[Recorded data]

● ● ● ● ●

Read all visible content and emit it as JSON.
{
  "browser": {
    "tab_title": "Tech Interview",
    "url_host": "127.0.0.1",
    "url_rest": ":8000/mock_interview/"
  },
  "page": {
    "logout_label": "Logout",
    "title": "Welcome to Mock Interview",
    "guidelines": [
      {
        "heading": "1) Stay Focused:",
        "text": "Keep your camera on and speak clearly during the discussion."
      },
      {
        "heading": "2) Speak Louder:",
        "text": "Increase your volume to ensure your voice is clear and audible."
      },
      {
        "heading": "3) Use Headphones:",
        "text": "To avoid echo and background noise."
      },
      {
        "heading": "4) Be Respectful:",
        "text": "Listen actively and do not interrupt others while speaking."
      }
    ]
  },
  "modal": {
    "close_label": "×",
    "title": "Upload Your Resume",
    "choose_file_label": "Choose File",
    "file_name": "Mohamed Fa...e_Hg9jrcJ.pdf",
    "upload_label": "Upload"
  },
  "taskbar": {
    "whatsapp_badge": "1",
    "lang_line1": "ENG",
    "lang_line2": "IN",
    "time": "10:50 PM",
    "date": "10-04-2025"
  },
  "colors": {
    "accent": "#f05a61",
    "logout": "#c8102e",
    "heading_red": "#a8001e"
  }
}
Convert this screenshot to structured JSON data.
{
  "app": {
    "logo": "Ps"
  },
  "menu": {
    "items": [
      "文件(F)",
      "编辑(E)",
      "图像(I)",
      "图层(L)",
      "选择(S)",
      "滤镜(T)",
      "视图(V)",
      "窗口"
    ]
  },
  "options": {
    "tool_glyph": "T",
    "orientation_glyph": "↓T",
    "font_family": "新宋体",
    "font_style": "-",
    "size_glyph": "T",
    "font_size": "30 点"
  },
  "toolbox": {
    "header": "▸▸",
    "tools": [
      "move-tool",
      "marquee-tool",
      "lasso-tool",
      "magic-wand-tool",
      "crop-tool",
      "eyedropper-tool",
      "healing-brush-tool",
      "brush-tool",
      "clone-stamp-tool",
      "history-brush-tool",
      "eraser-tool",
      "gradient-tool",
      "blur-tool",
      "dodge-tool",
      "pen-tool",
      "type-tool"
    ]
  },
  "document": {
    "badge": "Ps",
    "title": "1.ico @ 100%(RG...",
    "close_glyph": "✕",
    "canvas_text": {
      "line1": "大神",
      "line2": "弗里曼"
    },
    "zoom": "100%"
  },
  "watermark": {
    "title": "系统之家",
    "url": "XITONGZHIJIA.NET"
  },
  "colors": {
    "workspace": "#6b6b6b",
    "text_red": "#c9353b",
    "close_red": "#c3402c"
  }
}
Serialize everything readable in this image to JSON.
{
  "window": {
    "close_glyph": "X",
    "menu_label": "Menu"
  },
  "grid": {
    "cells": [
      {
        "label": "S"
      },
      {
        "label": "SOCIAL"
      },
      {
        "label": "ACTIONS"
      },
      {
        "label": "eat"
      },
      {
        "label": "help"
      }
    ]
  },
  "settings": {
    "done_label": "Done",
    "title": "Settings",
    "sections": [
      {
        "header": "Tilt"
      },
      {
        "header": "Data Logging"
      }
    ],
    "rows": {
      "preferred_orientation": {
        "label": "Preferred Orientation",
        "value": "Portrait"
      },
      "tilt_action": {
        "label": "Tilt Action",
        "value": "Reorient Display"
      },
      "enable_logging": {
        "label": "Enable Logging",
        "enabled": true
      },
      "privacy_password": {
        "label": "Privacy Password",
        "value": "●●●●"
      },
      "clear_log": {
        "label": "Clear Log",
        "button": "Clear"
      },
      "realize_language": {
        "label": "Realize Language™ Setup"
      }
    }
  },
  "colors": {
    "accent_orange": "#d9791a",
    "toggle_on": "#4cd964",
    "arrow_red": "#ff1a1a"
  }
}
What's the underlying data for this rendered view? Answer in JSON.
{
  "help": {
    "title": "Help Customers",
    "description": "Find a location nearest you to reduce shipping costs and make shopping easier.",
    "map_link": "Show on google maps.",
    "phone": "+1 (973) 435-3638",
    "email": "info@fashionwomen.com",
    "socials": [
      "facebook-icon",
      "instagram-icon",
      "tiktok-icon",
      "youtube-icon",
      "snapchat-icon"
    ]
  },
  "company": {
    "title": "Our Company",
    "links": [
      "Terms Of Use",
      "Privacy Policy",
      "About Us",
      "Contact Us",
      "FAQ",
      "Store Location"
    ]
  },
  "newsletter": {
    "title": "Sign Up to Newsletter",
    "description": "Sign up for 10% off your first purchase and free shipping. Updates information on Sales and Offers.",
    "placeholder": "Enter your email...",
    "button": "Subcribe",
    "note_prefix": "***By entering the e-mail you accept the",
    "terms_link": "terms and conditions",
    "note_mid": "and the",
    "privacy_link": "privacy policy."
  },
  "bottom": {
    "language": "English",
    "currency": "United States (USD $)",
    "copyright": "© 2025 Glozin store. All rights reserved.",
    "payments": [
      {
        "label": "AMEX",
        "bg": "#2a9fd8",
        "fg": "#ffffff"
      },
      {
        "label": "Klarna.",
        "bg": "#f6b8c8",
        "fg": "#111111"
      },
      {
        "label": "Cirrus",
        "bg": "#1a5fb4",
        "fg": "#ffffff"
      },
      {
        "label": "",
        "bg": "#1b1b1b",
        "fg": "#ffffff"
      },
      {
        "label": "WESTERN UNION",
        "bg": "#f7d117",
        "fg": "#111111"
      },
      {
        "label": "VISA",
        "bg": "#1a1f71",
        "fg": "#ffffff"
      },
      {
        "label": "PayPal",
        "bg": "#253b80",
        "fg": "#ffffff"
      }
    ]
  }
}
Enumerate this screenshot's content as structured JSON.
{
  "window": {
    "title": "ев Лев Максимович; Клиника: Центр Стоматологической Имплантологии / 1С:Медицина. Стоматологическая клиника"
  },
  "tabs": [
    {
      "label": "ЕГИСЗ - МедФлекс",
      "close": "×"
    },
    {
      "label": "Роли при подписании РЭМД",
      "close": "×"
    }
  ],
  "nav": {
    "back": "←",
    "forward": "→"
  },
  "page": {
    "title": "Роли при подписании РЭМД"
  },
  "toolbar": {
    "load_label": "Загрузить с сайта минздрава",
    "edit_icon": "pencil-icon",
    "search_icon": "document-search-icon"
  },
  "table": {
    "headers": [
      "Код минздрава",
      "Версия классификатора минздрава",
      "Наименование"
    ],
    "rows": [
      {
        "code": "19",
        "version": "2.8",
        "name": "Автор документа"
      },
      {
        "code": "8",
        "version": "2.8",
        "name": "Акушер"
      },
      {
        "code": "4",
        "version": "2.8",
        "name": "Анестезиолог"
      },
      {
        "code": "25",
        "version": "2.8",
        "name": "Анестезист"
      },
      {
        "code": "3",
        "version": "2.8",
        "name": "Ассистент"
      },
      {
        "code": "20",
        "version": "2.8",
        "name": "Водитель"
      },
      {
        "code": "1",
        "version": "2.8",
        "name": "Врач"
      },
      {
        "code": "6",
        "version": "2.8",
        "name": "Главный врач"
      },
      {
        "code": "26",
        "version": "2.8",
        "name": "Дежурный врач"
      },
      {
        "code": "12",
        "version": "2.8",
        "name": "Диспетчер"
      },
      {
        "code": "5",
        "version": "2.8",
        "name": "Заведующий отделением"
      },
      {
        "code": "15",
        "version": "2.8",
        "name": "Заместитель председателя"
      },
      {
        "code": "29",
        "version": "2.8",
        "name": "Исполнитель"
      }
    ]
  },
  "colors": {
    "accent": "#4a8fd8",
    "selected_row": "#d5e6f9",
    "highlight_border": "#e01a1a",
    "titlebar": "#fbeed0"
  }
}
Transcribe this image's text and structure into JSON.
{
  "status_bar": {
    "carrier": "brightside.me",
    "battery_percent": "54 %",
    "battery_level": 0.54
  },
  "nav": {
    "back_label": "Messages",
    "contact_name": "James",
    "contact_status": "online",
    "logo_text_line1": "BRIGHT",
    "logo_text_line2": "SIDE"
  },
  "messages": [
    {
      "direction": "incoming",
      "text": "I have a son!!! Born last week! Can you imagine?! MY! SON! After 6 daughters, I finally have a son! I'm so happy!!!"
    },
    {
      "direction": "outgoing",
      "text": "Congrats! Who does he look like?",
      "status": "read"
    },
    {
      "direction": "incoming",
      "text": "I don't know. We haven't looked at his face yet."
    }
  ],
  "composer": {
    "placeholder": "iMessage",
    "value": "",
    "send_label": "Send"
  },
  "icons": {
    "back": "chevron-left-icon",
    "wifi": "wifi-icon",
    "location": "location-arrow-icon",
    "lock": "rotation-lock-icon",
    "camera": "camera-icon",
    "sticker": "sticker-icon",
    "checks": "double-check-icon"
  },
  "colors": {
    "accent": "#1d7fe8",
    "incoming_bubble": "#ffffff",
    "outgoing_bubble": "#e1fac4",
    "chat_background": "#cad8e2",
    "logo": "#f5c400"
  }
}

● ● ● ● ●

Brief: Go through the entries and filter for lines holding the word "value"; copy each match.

Result for this task:
        "value": "Portrait"
        "value": "Reorient Display"
        "value": "●●●●"
    "value": "",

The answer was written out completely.